- [Assignment] Each line below has to be output exactly, from first to last.

○ ○ ○ ○ ○ ○ ○

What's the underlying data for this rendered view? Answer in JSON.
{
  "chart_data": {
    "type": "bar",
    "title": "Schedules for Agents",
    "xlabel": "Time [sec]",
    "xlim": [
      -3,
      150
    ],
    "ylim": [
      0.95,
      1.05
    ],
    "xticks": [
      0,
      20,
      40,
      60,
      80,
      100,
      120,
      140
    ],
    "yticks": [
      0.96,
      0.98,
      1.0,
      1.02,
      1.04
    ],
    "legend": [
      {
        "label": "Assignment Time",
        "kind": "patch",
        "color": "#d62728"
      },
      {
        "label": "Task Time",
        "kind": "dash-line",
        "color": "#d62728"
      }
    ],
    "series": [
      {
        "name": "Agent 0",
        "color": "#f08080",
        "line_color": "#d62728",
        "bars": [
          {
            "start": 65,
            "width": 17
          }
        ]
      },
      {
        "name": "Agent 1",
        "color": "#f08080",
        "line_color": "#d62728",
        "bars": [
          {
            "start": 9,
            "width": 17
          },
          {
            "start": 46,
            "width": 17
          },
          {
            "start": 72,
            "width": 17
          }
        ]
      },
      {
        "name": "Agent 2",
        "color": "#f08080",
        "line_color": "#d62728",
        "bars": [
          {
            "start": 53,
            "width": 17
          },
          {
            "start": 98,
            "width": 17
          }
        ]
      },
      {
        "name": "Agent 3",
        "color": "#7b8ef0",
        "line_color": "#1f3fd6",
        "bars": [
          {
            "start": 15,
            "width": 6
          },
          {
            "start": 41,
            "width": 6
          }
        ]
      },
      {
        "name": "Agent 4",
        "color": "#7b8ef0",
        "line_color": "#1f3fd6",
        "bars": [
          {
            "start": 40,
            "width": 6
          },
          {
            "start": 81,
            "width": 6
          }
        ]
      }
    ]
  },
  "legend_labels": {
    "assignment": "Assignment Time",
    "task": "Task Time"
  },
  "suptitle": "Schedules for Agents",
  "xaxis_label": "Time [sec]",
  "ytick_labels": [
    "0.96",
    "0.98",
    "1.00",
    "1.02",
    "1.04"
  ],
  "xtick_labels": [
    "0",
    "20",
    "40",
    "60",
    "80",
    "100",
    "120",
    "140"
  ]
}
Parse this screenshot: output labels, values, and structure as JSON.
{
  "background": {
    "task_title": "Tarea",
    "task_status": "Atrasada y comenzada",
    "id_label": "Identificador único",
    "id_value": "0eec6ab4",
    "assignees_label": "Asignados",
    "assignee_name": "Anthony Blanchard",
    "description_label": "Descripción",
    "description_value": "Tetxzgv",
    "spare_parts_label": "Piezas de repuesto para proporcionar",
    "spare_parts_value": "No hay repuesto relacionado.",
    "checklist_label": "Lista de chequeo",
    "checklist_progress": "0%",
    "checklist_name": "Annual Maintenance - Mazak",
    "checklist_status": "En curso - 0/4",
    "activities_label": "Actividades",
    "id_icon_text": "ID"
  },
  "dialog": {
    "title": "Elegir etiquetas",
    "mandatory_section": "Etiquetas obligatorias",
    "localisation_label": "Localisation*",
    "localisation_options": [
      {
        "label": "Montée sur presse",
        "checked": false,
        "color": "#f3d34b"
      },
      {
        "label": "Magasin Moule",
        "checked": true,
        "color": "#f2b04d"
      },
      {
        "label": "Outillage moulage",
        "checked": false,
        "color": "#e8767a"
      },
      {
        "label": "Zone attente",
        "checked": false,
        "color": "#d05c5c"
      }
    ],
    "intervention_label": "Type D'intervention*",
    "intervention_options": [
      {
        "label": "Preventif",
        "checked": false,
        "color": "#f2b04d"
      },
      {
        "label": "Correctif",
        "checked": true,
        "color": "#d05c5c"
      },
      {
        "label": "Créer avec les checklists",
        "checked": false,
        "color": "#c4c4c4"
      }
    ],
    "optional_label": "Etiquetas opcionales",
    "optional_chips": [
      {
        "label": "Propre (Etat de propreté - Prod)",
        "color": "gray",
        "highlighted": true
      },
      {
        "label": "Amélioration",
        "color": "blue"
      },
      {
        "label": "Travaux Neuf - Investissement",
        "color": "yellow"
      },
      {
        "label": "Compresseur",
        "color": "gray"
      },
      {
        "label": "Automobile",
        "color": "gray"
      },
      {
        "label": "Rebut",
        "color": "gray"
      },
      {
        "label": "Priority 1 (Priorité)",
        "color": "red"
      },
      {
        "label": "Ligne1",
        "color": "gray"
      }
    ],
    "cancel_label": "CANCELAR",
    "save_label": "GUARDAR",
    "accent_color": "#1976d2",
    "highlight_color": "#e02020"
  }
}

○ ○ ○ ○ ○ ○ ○

- [Exercise answer]
What's the underlying data for this rendered view? Answer in JSON.
{
  "chart_data": {
    "type": "bar",
    "title": "Schedules for Agents",
    "xlabel": "Time [sec]",
    "xlim": [
      -3,
      150
    ],
    "ylim": [
      0.95,
      1.05
    ],
    "xticks": [
      0,
      20,
      40,
      60,
      80,
      100,
      120,
      140
    ],
    "yticks": [
      0.96,
      0.98,
      1.0,
      1.02,
      1.04
    ],
    "legend": [
      {
        "label": "Assignment Time",
        "kind": "patch",
        "color": "#d62728"
      },
      {
        "label": "Task Time",
        "kind": "dash-line",
        "color": "#d62728"
      }
    ],
    "series": [
      {
        "name": "Agent 0",
        "color": "#f08080",
        "line_color": "#d62728",
        "bars": [
          {
            "start": 65,
            "width": 17
          }
        ]
      },
      {
        "name": "Agent 1",
        "color": "#f08080",
        "line_color": "#d62728",
        "bars": [
          {
            "start": 9,
            "width": 17
          },
          {
            "start": 46,
            "width": 17
          },
          {
            "start": 72,
            "width": 17
          }
        ]
      },
      {
        "name": "Agent 2",
        "color": "#f08080",
        "line_color": "#d62728",
        "bars": [
          {
            "start": 53,
            "width": 17
          },
          {
            "start": 98,
            "width": 17
          }
        ]
      },
      {
        "name": "Agent 3",
        "color": "#7b8ef0",
        "line_color": "#1f3fd6",
        "bars": [
          {
            "start": 15,
            "width": 6
          },
          {
            "start": 41,
            "width": 6
          }
        ]
      },
      {
        "name": "Agent 4",
        "color": "#7b8ef0",
        "line_color": "#1f3fd6",
        "bars": [
          {
            "start": 40,
            "width": 6
          },
          {
            "start": 81,
            "width": 6
          }
        ]
      }
    ]
  },
  "legend_labels": {
    "assignment": "Assignment Time",
    "task": "Task Time"
  },
  "suptitle": "Schedules for Agents",
  "xaxis_label": "Time [sec]",
  "ytick_labels": [
    "0.96",
    "0.98",
    "1.00",
    "1.02",
    "1.04"
  ],
  "xtick_labels": [
    "0",
    "20",
    "40",
    "60",
    "80",
    "100",
    "120",
    "140"
  ]
}
Parse this screenshot: output labels, values, and structure as JSON.
{
  "background": {
    "task_title": "Tarea",
    "task_status": "Atrasada y comenzada",
    "id_label": "Identificador único",
    "id_value": "0eec6ab4",
    "assignees_label": "Asignados",
    "assignee_name": "Anthony Blanchard",
    "description_label": "Descripción",
    "description_value": "Tetxzgv",
    "spare_parts_label": "Piezas de repuesto para proporcionar",
    "spare_parts_value": "No hay repuesto relacionado.",
    "checklist_label": "Lista de chequeo",
    "checklist_progress": "0%",
    "checklist_name": "Annual Maintenance - Mazak",
    "checklist_status": "En curso - 0/4",
    "activities_label": "Actividades",
    "id_icon_text": "ID"
  },
  "dialog": {
    "title": "Elegir etiquetas",
    "mandatory_section": "Etiquetas obligatorias",
    "localisation_label": "Localisation*",
    "localisation_options": [
      {
        "label": "Montée sur presse",
        "checked": false,
        "color": "#f3d34b"
      },
      {
        "label": "Magasin Moule",
        "checked": true,
        "color": "#f2b04d"
      },
      {
        "label": "Outillage moulage",
        "checked": false,
        "color": "#e8767a"
      },
      {
        "label": "Zone attente",
        "checked": false,
        "color": "#d05c5c"
      }
    ],
    "intervention_label": "Type D'intervention*",
    "intervention_options": [
      {
        "label": "Preventif",
        "checked": false,
        "color": "#f2b04d"
      },
      {
        "label": "Correctif",
        "checked": true,
        "color": "#d05c5c"
      },
      {
        "label": "Créer avec les checklists",
        "checked": false,
        "color": "#c4c4c4"
      }
    ],
    "optional_label": "Etiquetas opcionales",
    "optional_chips": [
      {
        "label": "Propre (Etat de propreté - Prod)",
        "color": "gray",
        "highlighted": true
      },
      {
        "label": "Amélioration",
        "color": "blue"
      },
      {
        "label": "Travaux Neuf - Investissement",
        "color": "yellow"
      },
      {
        "label": "Compresseur",
        "color": "gray"
      },
      {
        "label": "Automobile",
        "color": "gray"
      },
      {
        "label": "Rebut",
        "color": "gray"
      },
      {
        "label": "Priority 1 (Priorité)",
        "color": "red"
      },
      {
        "label": "Ligne1",
        "color": "gray"
      }
    ],
    "cancel_label": "CANCELAR",
    "save_label": "GUARDAR",
    "accent_color": "#1976d2",
    "highlight_color": "#e02020"
  }
}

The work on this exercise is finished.